May 30, 2013 (Reuters) - Millions of U.S. homeowners are months behind on payments on government-backed mortgages, raising the risk federal housing agencies will end up facing the cost of managing a fresh flood of foreclosed homes, two government watchdogs said on Thursday.
Some 2.7 million borrowers have missed several payments on mortgages backed by the U.S. government, the inspectors general of the Federal Housing Finance Agency and Department of Housing and Urban Development said in a joint report.
These loan delinquencies represent a "shadow inventory" of homes that could hit the market if foreclosed on, which would need be managed by government-run Fannie Mae or Freddie Mac, or some other federal housing agency. Once seized, these so-called real estate owned properties, or REOs, present significant financial challenges to these government agencies, the report said.
"Not only are current REO inventory levels elevated ... they may rise over the next several years depending on the number of shadow inventory properties that are ultimately foreclosed on," the report stated.
Since the housing market boom and bust, the government has employed billions of dollars to help borrowers manage high-cost loans and stabilize neighborhoods hit by foreclosures. Fannie Mae, Freddie Mac and HUD, which oversees the nation's mortgage insurer, the Federal Housing Administration, have been burdened with a glut of repossessed properties as a result of the housing market collapse.
Not only does the government need to cover maintenance costs, it also needs to hire real estate agents and contractors to rehabilitate and sell the homes. Finding cost-effective ways to deal with the supply poses a challenge, the report said.
"These networks require significant oversight to ensure that they perform effectively and that they mitigate both REO-related expenses and foreclosure's negative effects," the report stated.
The report said the shadow inventory, which is made up of loans that have been delinquent for at least 90 days, is more than seven times the inventory of REOs that Fannie Mae, Freddie Mac and HUD currently own.
"Even a fraction of the shadow inventory falling into foreclosure could considerably swell ... inventories of REO properties," the report warned.
Fannie Mae, Freddie Mac and the Federal Housing Administration are backing about nine out of every ten new home loans. Fannie Mae and Freddie Mac owned about 158,000 REO properties at the end of September 2012, while HUD had about 37,000.
HUD, Fannie Mae and Freddie Mac have all taken steps to shrink their REO inventories, the report noted.
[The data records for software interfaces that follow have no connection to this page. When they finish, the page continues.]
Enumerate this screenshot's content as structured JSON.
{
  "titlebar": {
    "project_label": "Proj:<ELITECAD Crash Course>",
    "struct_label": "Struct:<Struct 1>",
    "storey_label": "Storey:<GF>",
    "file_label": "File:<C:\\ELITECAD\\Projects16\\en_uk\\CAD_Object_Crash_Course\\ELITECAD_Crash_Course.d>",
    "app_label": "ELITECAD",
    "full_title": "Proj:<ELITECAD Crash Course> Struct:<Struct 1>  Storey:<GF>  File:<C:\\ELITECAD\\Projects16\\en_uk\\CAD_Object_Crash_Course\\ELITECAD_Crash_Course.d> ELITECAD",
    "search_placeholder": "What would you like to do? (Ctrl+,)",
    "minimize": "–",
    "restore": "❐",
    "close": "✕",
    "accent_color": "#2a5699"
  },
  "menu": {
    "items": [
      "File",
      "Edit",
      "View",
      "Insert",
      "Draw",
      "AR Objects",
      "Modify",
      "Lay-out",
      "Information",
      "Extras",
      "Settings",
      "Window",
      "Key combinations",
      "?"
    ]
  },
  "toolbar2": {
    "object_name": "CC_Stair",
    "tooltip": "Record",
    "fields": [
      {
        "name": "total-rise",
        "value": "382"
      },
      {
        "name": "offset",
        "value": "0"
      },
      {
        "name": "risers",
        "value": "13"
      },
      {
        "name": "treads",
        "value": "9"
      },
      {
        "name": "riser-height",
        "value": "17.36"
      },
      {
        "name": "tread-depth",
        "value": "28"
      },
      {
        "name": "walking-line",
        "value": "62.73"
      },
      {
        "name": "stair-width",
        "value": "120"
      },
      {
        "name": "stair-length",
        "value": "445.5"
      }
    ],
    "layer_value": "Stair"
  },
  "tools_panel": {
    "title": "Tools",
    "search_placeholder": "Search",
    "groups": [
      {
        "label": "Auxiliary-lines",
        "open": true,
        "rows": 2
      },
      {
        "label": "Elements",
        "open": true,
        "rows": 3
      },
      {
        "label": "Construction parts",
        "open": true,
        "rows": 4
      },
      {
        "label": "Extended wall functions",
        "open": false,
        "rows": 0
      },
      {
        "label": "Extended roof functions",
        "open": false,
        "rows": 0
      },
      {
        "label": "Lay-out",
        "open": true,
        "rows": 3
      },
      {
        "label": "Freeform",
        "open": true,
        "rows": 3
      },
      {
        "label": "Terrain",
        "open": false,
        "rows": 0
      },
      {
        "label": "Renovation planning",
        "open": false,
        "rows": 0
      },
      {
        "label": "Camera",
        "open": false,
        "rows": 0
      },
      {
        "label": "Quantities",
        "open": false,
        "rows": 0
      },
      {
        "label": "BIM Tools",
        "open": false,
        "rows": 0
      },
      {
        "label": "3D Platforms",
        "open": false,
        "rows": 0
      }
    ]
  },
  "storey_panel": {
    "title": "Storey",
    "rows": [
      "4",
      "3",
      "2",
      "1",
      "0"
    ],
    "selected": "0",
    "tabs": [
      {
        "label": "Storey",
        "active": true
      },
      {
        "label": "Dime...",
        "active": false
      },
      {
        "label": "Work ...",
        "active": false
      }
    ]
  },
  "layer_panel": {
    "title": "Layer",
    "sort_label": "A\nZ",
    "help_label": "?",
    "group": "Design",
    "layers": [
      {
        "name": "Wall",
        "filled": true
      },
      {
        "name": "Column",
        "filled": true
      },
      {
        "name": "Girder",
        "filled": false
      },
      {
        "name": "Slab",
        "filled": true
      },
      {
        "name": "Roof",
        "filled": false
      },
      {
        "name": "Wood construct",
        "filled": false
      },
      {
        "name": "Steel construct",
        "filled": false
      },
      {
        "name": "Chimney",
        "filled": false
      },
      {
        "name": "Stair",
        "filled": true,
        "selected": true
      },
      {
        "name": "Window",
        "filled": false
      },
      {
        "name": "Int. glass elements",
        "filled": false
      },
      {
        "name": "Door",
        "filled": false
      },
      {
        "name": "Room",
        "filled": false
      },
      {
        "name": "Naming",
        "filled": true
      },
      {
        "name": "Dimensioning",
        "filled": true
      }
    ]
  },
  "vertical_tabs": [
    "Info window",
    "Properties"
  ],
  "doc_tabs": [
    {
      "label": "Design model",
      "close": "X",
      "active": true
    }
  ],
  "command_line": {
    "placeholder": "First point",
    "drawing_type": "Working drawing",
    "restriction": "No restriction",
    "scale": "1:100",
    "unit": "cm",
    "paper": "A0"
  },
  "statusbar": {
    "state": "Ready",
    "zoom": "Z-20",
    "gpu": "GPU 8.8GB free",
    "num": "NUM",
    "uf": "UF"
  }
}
Fannie Mae has already launched a pilot program to mitigate the costs of foreclosures, auctioning off some of its properties in bulk to investors with the intention to convert them into rentals